In the end, I discovered that my father was right when it came to things of character. My mother was the one who passed it on to us. I can’t tell you how many times I heard her say this:
There are two things that tell the character of a person:
settling an estate or building a line fence.
My father had no doubt seen his share of squabbling over line fences, for he was a surveyor and was sometimes called upon to settle disputes. In addition, as a man who served as an executor of many estates, I suppose he had seen and heard it all.
Perhaps that is why he felt so strongly that a person’s true character is shown when it comes to working out differences in our property, our possessions, and our money.
Character in Action
When a fence is put between two properties, there’s always a concern for the right-of-way and who gets which corner so that all is fair. Each party looks out for his interests more than the interests of the other side. That’s our human (sinful) nature.
When it’s time to settle an estate, it matters not so much how things are written in the will to be divided out. What is more important is how we respond when we think things aren’t quite fair. Unfortunately, most times we’re just selfish enough to keep harboring what we should maybe let go. Sometimes we’re just selfish enough that we don’t consider the other side of the estate.
When it’s time to build a line fence, it matters more that those on the other side of the fence don’t have to fight to get a right-of-way. It matters more how the folks on the other side of the fence might be feeling.
Our Role Model
For the Christian, there are some things to consider because our role model is not our friend or an attorney. Our role model is not our neighbor or our legal counsel.
Our role model is Jesus. The same person Who talked about daily cross-taking to follow Him. The same God Who said we should, as much as possible, be at peace with each other. The same Savior Who gave up His rights so that we can have eternal life. The same person Who said that first, we are to seek the Kingdom of God and His righteousness.
Much as we’d like to pass it on to our kids, much as we’d like to keep it in the family when all is said and done, there will be no titles or heirloom pieces in Heaven. We won’t be able to take it with us, so let’s make certain the way we’ve obtained it – whether it’s our inheritance or our line fence – is good, honest, fair, and true.
The Importance of Character
Today, there are families the world over who have developed a rift over the settling of an estate. They miss out on sharing holidays and family reunions. They miss out on seeing grandchildren or nieces and nephews grow up. They miss out on comradery, all because of the response of one side (or both sides) to the Will or the settling of an estate. Sometimes the rift that occurred in the first generation is carried on to the next, and the grudge is maintained.

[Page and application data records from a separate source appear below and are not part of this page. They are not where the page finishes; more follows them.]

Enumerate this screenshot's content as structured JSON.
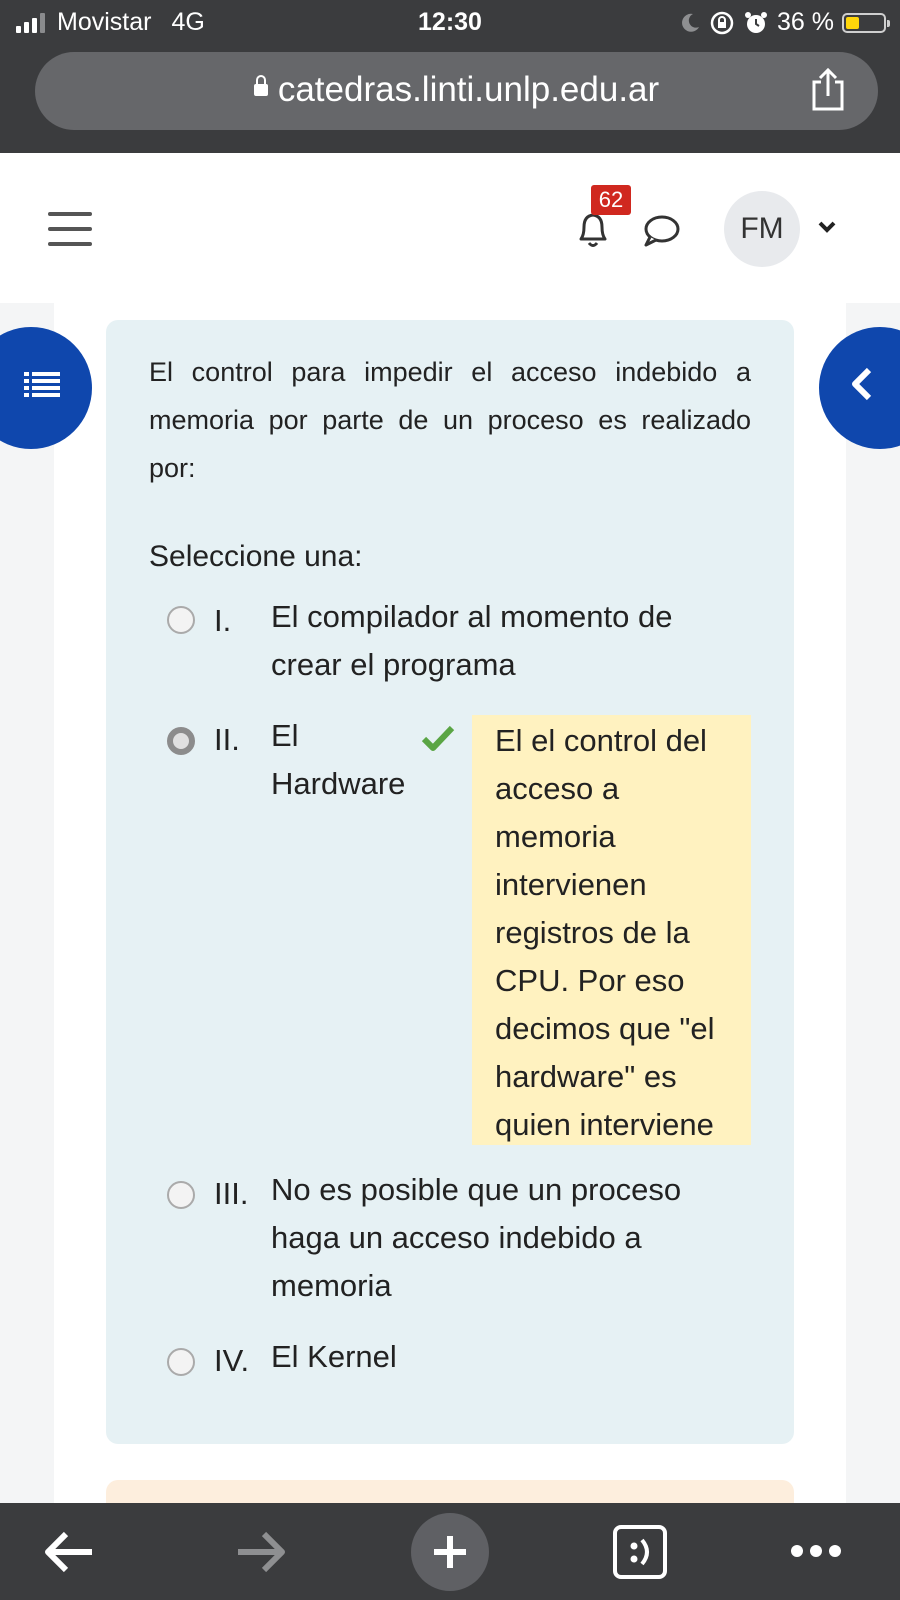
{
  "status_bar": {
    "carrier": "Movistar",
    "network": "4G",
    "time": "12:30",
    "battery_text": "36 %",
    "battery_level": 0.36
  },
  "browser": {
    "url": "catedras.linti.unlp.edu.ar"
  },
  "header": {
    "notification_count": "62",
    "avatar_initials": "FM"
  },
  "question": {
    "text": "El control para impedir el acceso indebido a memoria por parte de un proceso es realizado por:",
    "select_prompt": "Seleccione una:",
    "options": [
      {
        "number": "I.",
        "label_lines": [
          "El compilador al momento de",
          "crear el programa"
        ],
        "selected": false
      },
      {
        "number": "II.",
        "label_lines": [
          "El",
          "Hardware"
        ],
        "selected": true,
        "correct": true
      },
      {
        "number": "III.",
        "label_lines": [
          "No es posible que un proceso",
          "haga un acceso indebido a",
          "memoria"
        ],
        "selected": false
      },
      {
        "number": "IV.",
        "label_lines": [
          "El Kernel"
        ],
        "selected": false
      }
    ],
    "feedback_lines": [
      "El el control del",
      "acceso a",
      "memoria",
      "intervienen",
      "registros de la",
      "CPU. Por eso",
      "decimos que \"el",
      "hardware\" es",
      "quien interviene"
    ]
  },
  "colors": {
    "brand_blue": "#0f47ad",
    "card_bg": "#e6f1f4",
    "feedback_bg": "#fff2c0",
    "correct_green": "#5aa544",
    "badge_red": "#d0281f"
  }
}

The chasm is wider and the next generation doesn’t even know what the rift was about, yet in loyalty, they carry on the rift.
There are neighbors who aren’t speaking to each other because of a line fence. Walls are built, stones are thrown, and the cold and silence become deeper and stronger. Hatred spews out, and sometimes there is violence. Is it really worth that pain to be so right?!
When we settle an estate or build a line fence, what really shows is not so much the possessions we inherit or the line on the farm. What shows is the character of those who settled the estate and of those who have built that fence.
What does your line fence say to others about your character?
What does the way you’ve settled an estate tell your family about your love for Jesus?